→ **HOW TO COMPLETE THIS TASK**:
Wherever the word "emoji" appears in a line of the data, that line should be copied.

(INFORMATION SHOWN)

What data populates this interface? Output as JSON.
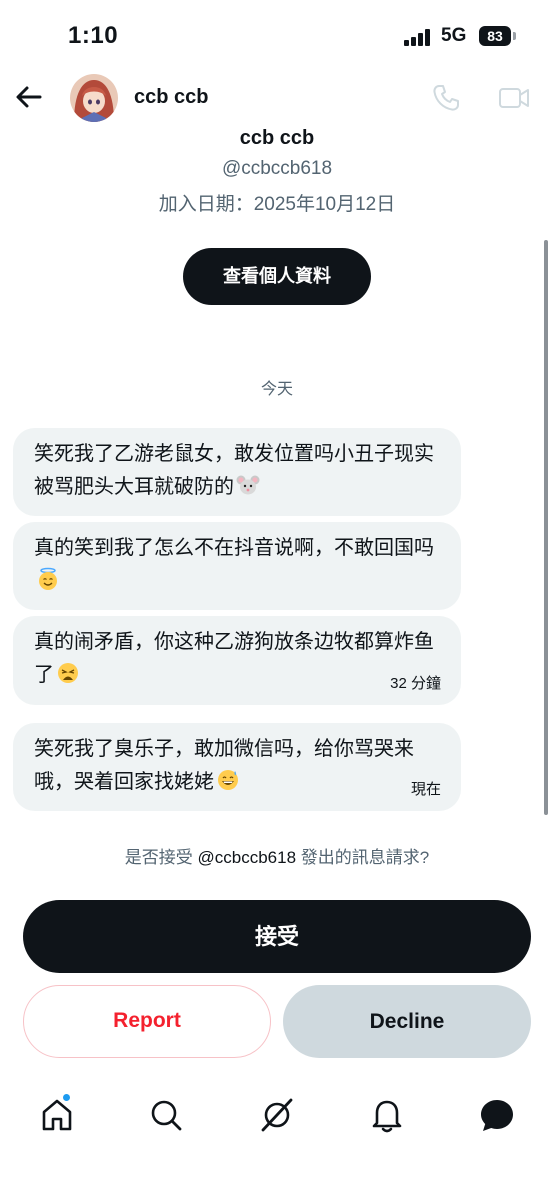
{
  "status_bar": {
    "time": "1:10",
    "network": "5G",
    "battery": "83"
  },
  "header": {
    "name": "ccb ccb",
    "back_icon": "arrow-left-icon",
    "call_icon": "phone-icon",
    "video_icon": "video-icon"
  },
  "profile": {
    "name": "ccb ccb",
    "handle": "@ccbccb618",
    "joined": "加入日期：2025年10月12日",
    "view_profile_label": "查看個人資料"
  },
  "conversation": {
    "date_separator": "今天",
    "messages": [
      {
        "text": "笑死我了乙游老鼠女，敢发位置吗小丑子现实被骂肥头大耳就破防的",
        "emoji": "mouse-face",
        "time": ""
      },
      {
        "text": "真的笑到我了怎么不在抖音说啊，不敢回国吗",
        "emoji": "smiling-face-with-halo",
        "time": ""
      },
      {
        "text": "真的闹矛盾，你这种乙游狗放条边牧都算炸鱼了",
        "emoji": "weary-face",
        "time": "32 分鐘"
      },
      {
        "text": "笑死我了臭乐子，敢加微信吗，给你骂哭来哦，哭着回家找姥姥",
        "emoji": "grinning-face-with-sweat",
        "time": "現在"
      }
    ]
  },
  "request": {
    "prefix": "是否接受",
    "handle": "@ccbccb618",
    "suffix": "發出的訊息請求?"
  },
  "actions": {
    "accept": "接受",
    "report": "Report",
    "decline": "Decline"
  },
  "colors": {
    "primary": "#0f1419",
    "secondary_text": "#536471",
    "bubble": "#eff3f4",
    "report_red": "#f4212e",
    "decline_bg": "#cfd9de",
    "notification_dot": "#1d9bf0"
  },
  "bottom_nav": {
    "items": [
      "home-icon",
      "search-icon",
      "grok-icon",
      "notifications-icon",
      "messages-icon"
    ]
  }
}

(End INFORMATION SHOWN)

→ **TASK SOLUTION**:
        "emoji": "mouse-face",
        "emoji": "smiling-face-with-halo",
        "emoji": "weary-face",
        "emoji": "grinning-face-with-sweat",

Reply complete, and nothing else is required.